Every November in the United States, we celebrate Thanksgiving by gathering with friends and family, enjoying good food and to give thanks for all that is important in our lives. This November, as I mark my two-year anniversary as the US Ambassador to Sweden, I am particularly thankful for the special relationship between the United States and Sweden. Indeed, as President Barack Obama and Prime Minister Fredrik Reinfeldt put it in their joint statement in September: “Sweden and the United States are very special friends.”
During the past two years, I have traveled around the country and have met with Swedes from all regions of the country and from all walks of life. What I’ve found is a partnership anchored not only in policy, but in people. Whether it’s addressing climate change, advancing human rights and democracy, or promoting greater prosperity, I am thankful for the work our governments and people do to meet global challenges and promote human dignity.
One critical area is the environment. During President Obama’s visit to Stockholm earlier this year, he made one of his highest priorities a visit to KTH in Stockholm to see examples of groundbreaking, clean-energy innovations. His visit also underscored our collaboration on clean technology and combatting climate change. Through the Swedish American Green Alliance (SAGA), a joint initiative between the US and Sweden, we have launched a number of exchange programmes for students, organized conferences and workshops, and built links between American and Swedish companies and universities.
Similarly, in the Arctic, we are working together to safeguard this delicate region. This past May, Sweden concluded its highly successful chairmanship of the Arctic Council – a success we hope to emulate when the US becomes chair in 2015. Last month, I traveled to the Abisko Scientific Research Station, where 110 years of data demonstrate the effects of a warming climate on the Arctic. At the station, I attended a workshop with Fulbright scholars to discuss climate change, governance, and security in the Arctic. US Secretary of State John Kerry said it best earlier this year at the Arctic Council Ministerial in Kiruna: “There is nothing that should unite us quite like our concern for both the promise and the challenges of the northern-most reaches of the earth.”
Promoting human rights and democracy is another shared priority. As former US Secretary of State Clinton noted during her June 2012 visit to Stockholm, “Sweden brings its diplomatic heft and its development expertise to nearly every corner of the globe.” In both Afghanistan and Kosovo, Sweden has worked alongside the United States and our Nato allies and partners to support stability and prosperity. We also cooperate closely on development assistance. Just last week, Dr. Raj Shah, the head of the US Agency for International Development (USAID), visited Sweden to sign two partnerships: one with the Swedish International Development Agency (Sida) for 2.6 billion kronor ($397 million) over five years for collaborative development projects and another with both Sisa and Volvo Group to provide vocational training in Sub-Saharan Africa.

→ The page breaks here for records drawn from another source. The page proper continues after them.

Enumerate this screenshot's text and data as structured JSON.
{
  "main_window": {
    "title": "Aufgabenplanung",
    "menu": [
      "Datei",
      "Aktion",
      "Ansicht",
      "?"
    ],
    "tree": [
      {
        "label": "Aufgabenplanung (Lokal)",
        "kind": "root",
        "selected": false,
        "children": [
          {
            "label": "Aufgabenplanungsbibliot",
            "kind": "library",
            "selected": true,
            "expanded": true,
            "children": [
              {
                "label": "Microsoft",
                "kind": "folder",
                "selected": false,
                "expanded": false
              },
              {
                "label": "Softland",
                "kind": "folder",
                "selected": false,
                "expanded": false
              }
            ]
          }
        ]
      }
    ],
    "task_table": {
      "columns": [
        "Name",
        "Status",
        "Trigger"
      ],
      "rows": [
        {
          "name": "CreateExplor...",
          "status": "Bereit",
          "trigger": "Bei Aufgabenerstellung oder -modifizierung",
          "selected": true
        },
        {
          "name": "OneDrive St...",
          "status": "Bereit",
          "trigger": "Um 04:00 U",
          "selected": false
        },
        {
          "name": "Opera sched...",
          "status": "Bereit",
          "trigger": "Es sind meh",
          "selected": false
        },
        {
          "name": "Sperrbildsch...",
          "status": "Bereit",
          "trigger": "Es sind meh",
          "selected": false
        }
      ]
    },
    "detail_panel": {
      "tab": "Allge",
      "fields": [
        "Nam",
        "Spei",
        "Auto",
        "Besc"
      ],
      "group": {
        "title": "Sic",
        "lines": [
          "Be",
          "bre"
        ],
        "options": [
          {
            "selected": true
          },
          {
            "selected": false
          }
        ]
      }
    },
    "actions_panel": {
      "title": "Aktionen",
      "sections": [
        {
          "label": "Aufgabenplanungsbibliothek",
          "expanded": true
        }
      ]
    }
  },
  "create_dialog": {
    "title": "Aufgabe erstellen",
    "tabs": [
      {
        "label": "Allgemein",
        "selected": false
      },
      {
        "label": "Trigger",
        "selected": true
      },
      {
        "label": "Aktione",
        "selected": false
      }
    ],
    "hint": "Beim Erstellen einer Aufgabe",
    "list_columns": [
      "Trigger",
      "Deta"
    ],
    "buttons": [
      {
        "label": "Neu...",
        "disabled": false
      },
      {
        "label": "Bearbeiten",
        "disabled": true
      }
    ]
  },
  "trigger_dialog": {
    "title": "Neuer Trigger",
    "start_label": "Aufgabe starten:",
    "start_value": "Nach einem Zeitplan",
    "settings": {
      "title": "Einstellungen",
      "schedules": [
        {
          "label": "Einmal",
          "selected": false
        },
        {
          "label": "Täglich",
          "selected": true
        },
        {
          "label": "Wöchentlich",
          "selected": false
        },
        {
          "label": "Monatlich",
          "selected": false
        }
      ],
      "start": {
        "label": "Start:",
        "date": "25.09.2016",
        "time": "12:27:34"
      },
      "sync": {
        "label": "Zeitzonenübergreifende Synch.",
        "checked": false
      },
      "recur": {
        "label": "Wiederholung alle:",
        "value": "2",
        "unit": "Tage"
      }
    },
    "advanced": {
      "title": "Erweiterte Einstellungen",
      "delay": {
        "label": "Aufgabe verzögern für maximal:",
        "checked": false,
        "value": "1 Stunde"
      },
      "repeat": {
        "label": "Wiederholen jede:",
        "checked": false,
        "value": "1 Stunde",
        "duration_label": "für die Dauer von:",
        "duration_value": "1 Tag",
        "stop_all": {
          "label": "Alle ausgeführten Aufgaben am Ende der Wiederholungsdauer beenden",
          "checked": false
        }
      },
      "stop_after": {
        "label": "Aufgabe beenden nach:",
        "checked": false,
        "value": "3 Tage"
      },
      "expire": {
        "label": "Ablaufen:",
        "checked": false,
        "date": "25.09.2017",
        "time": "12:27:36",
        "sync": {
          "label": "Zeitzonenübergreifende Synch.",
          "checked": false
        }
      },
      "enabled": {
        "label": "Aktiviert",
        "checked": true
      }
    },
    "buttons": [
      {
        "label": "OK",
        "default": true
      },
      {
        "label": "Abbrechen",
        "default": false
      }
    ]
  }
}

Around the world, Sweden and the United States are following the legacy of the heroic Swedish diplomat Raoul Wallenberg, who saved tens of thousands of Jews during World War II by refusing to be indifferent and advancing the rights of women, gays and lesbians, and others who are persecuted or oppressed. During his recent visit, President Obama also highlighted Wallenberg’s legacy at a commemoration ceremony in Stockholm’s Great Synagogue.
Our cooperation in safeguarding the climate and promoting democracy and human rights is mirrored by our common commitment to advancing economic prosperity. Globally, with half the world living on less than 16 kronor a day, we aim to expand economic opportunity not only through development programmes, but also through increased access to markets and freer and fairer trade.
At the same time, our solid commercial relationship is expanding economic opportunity and creating jobs in Sweden and the United States. Our annual bilateral trade in goods and services is valued at over 162 billion kronor. Sweden is the 13th largest investor in the US and the 273 billion kronor of cumulative Swedish investment has created nearly 200,000 jobs in the United States. The US is also one of the largest investors in Sweden, responsible for an estimated 75,000 jobs. These numbers are good, but they can get better. That’s one reason why the United States and Sweden are two of the strongest advocates for the Transatlantic Trade and Investment Treaty – the proposed free-trade agreement between the United States and European Union. The US embassy has also brought together many leading US and Swedish business representatives. We have supported numerous trade delegations over the past two years from Alabama, Virginia, California, and Minnesota as well as from several US cities.
In closing, on this Thanksgiving Day in the US, I’d like to echo the words of President Obama: “I want to thank Sweden and the Swedish people for being such strong partners in pursuit of these values that we share.”
I’m thankful for the opportunity to advance our strong relationship to new levels over the past two years and look forward to continuing our hard work in deepening and expanding our relationship during the rest of my tenure as ambassador here in Sweden.
US Ambassador to Sweden